Installing a berm to protect the wells and developing emergency backup systems are among the top recommendations of a committee to safeguard Glenville’s water supply.
Town officials established the Wellfield Protection Committee last year after flooding from tropical storms Irene and Lee in 2011 came perilously close to the town’s wells on Pumphouse Road, which draws from the Great Flats Aquifer the sole source of water for the town.
“The well field is vulnerable,” said Wellfield Protection Committee Chairman Carl George, who is professor of biology emeritus at Union College.
The recommendations are to install the berm and raise the elevation of Pumphouse Road, which surrounds the town’s water treatment plant, so it will protect the town’s two outdoor wellheads.
George also said that town officials needed to be more prepared in the event that it does lose its water supply and develop backup systems with other municipalities.
“Have other suppliers ready to go. Know precisely what needs to be done,” he said.
Another recommendation is to start up other monitoring sites to test before the water comes into the plant.
Near gravel mine
The committee also expressed concern with how close a gravel mine is to the aquifer.
The permit issued by the state Department of Environmental Conservation allows gravel mining near the wellfield. George believes the town should work with Cranesville Block Co. to see if it would suspend its operation in return for compensation.
He pointed out that the company that is now SI Group bought from Bonded Concrete a 78-acre parcel of vacant land off Route 5S and deeded it the town to prevent the parcel from being used for mining. The former quarry has been turned into a preserve. “I think that was a decision that was very wisely made,” he said.

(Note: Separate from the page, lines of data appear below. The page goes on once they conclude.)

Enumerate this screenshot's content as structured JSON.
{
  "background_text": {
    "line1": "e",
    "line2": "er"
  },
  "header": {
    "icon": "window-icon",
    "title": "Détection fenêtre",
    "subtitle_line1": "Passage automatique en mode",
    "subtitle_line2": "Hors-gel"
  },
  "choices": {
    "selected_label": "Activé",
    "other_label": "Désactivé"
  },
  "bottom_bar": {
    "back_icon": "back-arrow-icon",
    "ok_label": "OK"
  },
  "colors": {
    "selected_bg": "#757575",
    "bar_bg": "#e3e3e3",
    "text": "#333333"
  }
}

Another concern of the committee is the lock system. George said the committee wants the dams to be opened during a flooding event so water can flow, rather than the blockage that occurred, which created new channels around the lock.
The existing soil helped disperse the rising waters. That won’t happen during the next storm.
“The ground is not going to wash away like we did during Irene and Lee. We’re going to have elevated flood levels,” he said.
George acknowledged that these solutions will cost money, but said the first step is to educate the public.
“We have got to inform the 16,000 people who use this water supply about what problems are, what the potential solutions are,” he said.
Supervisor Chris Koetzle said it is very important for the town to protect those wells from flooding.
“It used to be these 100-year, 500-year floods happened once in a while and there was no significant threat,” he said. “There’s already a lot of data saying we’re going to see these floods more and more.”
There are other threats to the water supply, including leech fields near housing developments and a capped landfill.
Koetzle said the town will have to prioritize what it can afford. He said he is going to keep the committee going and praised its work. “If we went out and hired someone, it probably would have been a $100,000 report,” he said.
Kim Mosher, environmental health and safety manager for Cranesville Aggregate, said she had not seen the committee’s report and could not comment immediately on its recommendations.